START Material provided

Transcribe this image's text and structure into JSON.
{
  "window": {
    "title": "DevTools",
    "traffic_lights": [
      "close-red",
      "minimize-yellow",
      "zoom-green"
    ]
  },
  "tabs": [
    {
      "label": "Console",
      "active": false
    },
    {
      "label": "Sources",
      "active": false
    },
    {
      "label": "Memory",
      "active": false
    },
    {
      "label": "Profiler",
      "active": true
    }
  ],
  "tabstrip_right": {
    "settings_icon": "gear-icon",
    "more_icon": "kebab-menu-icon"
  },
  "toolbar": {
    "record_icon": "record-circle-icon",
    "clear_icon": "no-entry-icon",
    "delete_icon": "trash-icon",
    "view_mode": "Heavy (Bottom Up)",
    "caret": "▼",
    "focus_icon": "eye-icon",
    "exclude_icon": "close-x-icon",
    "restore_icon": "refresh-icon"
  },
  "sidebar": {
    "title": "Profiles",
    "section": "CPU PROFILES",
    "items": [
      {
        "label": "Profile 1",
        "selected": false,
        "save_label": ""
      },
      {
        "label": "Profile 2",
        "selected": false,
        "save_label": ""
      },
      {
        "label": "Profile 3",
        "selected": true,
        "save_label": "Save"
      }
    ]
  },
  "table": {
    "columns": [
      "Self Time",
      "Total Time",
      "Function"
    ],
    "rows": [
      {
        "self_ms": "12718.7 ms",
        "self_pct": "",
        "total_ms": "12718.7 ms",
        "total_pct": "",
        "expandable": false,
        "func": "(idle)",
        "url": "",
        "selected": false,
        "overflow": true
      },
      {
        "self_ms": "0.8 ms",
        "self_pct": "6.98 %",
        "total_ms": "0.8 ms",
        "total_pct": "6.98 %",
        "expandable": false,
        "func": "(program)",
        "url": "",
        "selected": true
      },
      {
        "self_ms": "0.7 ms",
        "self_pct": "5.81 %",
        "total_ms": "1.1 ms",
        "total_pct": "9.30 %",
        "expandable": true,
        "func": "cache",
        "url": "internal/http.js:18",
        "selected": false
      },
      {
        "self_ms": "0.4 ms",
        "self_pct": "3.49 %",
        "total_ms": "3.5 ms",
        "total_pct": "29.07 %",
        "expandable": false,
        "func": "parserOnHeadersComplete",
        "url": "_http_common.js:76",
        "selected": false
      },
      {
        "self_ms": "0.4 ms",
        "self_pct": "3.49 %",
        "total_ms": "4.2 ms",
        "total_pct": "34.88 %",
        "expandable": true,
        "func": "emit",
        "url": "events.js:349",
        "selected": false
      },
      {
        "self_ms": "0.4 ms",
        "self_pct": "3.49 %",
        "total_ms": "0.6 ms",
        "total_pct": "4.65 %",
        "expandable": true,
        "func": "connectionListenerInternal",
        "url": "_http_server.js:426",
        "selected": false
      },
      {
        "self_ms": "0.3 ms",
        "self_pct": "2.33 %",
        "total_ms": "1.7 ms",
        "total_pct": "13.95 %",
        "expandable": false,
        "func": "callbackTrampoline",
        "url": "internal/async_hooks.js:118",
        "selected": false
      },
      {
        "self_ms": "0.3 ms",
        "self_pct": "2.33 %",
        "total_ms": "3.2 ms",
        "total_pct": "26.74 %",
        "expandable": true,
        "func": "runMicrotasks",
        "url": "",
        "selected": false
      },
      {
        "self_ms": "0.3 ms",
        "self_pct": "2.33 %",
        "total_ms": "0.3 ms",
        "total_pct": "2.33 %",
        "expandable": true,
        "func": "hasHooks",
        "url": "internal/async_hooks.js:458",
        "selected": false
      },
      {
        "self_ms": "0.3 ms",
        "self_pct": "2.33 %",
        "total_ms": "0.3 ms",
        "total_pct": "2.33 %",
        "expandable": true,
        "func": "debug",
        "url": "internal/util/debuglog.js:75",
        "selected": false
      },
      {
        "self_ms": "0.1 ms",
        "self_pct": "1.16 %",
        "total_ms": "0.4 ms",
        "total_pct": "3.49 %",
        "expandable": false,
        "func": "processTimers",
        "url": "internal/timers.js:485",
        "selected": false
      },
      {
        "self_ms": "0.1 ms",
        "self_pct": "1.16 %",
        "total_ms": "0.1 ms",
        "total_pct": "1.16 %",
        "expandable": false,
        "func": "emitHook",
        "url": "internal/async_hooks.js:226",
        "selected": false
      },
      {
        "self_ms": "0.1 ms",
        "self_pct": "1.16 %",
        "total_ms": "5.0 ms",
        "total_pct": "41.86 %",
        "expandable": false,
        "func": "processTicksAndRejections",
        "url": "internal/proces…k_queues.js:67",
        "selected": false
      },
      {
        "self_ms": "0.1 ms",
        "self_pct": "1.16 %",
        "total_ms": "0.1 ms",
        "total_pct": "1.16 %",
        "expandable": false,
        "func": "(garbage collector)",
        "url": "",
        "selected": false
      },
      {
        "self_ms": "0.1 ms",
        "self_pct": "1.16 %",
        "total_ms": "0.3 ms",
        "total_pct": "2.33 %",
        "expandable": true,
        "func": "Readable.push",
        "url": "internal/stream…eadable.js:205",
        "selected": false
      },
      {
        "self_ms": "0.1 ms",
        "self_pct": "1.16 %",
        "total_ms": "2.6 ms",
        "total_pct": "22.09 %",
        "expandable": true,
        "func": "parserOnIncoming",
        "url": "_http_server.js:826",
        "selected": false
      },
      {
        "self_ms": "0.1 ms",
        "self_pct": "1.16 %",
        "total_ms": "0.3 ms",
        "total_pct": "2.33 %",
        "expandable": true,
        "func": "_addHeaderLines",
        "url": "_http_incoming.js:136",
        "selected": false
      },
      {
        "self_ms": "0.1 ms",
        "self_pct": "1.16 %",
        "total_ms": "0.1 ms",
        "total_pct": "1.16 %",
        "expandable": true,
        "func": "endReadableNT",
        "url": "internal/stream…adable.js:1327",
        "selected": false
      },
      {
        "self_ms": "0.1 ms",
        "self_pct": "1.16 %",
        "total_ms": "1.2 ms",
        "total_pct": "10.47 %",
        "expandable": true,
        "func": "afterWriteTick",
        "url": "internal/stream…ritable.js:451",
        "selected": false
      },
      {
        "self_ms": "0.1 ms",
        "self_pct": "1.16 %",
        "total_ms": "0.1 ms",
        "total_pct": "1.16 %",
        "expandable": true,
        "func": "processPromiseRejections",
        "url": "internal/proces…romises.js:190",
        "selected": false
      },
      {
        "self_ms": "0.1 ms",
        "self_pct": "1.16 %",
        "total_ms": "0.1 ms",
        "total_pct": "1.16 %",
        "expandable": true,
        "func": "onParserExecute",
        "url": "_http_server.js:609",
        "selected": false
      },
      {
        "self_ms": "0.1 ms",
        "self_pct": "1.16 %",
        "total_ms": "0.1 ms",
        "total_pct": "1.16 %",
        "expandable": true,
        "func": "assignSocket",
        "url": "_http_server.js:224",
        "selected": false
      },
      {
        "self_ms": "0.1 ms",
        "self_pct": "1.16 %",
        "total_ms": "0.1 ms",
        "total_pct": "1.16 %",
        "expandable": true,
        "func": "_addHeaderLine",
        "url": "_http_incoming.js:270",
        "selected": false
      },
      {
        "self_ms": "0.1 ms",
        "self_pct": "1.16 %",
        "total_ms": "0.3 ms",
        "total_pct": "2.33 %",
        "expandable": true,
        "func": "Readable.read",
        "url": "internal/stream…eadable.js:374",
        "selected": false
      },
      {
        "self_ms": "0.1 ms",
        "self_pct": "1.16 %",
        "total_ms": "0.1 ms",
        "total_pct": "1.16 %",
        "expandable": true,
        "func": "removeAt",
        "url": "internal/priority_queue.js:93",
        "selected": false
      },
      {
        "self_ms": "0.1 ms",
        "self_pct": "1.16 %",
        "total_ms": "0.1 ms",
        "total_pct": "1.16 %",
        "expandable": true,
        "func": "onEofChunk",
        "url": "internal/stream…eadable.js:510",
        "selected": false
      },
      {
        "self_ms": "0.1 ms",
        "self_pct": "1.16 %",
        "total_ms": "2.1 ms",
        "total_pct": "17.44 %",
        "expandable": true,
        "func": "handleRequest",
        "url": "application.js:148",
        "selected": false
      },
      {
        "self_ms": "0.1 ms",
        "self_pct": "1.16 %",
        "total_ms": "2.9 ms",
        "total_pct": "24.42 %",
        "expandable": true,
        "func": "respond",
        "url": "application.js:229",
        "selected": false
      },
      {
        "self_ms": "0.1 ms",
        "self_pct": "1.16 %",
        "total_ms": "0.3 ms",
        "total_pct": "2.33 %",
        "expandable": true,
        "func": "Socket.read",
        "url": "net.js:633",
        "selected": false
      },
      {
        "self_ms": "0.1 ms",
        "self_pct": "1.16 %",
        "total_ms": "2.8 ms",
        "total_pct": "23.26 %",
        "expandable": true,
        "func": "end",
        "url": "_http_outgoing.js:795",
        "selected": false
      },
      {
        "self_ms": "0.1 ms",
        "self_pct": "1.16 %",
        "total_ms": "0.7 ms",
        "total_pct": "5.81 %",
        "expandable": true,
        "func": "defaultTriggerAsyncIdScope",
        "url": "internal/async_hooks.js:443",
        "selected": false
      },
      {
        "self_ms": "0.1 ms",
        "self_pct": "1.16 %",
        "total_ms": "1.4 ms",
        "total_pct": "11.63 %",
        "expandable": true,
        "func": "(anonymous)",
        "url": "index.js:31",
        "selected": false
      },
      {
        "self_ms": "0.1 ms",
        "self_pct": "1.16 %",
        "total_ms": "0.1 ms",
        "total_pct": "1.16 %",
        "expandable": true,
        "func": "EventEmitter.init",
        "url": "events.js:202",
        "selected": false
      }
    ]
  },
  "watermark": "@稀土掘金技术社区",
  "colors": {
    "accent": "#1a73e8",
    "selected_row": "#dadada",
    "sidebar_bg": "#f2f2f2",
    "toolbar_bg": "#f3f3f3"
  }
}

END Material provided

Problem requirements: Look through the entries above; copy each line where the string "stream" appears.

Response for this exercise:
        "url": "internal/stream…eadable.js:205",
        "url": "internal/stream…adable.js:1327",
        "url": "internal/stream…ritable.js:451",
        "url": "internal/stream…eadable.js:374",
        "url": "internal/stream…eadable.js:510",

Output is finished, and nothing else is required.